Outsmarting advanced prostate cancer
International research involving the University of Adelaide has helped explain how tumour cells become resistant to common therapies used in the treatment of prostate cancer.
The findings, published in the prestigious journal Nucleic Acids Research, may lead to better patient management and new drugs for men with advanced prostate cancer.
Speaking in the lead up to Men's Health Week (15-21 June), University of Adelaide prostate cancer researcher Professor Wayne Tilley says until now, it was unclear how prostate cancer cells evade common hormone therapy treatments.
"In this study with the Masonic Cancer Centre at the University of Minnesota, we have shown that a variant of a protein present in most tumours is an important driver of resistance to hormone therapy in advanced prostate cancer," says Professor Tilley, Director of the University's Dame Roma Mitchell Cancer Research Laboratories (DRMCRL).
"This research provides important insight into how prostate cancers advance to a lethal phase.
"And we've shown that a new class of drug in clinical development for blood cancers, but not previously tested in prostate cancer, could effectively inhibit the variant protein that drives drug resistance and lethal disease.

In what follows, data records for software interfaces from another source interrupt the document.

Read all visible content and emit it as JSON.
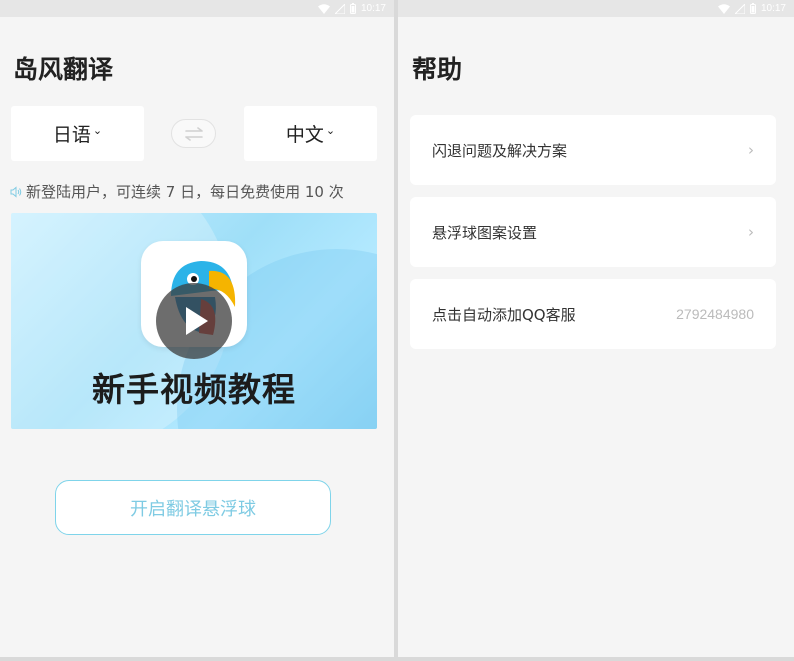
{
  "status_bar": {
    "time": "10:17"
  },
  "translate_screen": {
    "title": "岛风翻译",
    "source_language": "日语",
    "target_language": "中文",
    "notice": "新登陆用户，可连续 7 日，每日免费使用 10 次",
    "banner_text": "新手视频教程",
    "float_button": "开启翻译悬浮球"
  },
  "help_screen": {
    "title": "帮助",
    "items": [
      {
        "label": "闪退问题及解决方案"
      },
      {
        "label": "悬浮球图案设置"
      },
      {
        "label": "点击自动添加QQ客服",
        "value": "2792484980"
      }
    ]
  },
  "colors": {
    "accent": "#7fd4ea",
    "background": "#f5f5f5"
  }
}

"While we are a long way from a cure for advanced cases, this research opens the door to the development of new treatments that will be able to prolong a patient's life," he says.
Dr Luke Selth says cancer cells are resilient and highly adaptive, and this research is aimed at addressing how to outsmart them.
"Prostate cancer is one of the most commonly diagnosed cancers in men and kills more than 3,000 Australians each year," says Dr Selth, from the DRMCRL and Freemasons Foundation Centre for Men's Health.
"Many men can be cured of their prostate cancer if it is diagnosed early, through surgery and radiation therapy. However, for some men, their cancer will progress to a stage that is invariably lethal; our research is especially targeted at this group of men.
"The next stage will see us further testing and developing newer generation drugs," he says.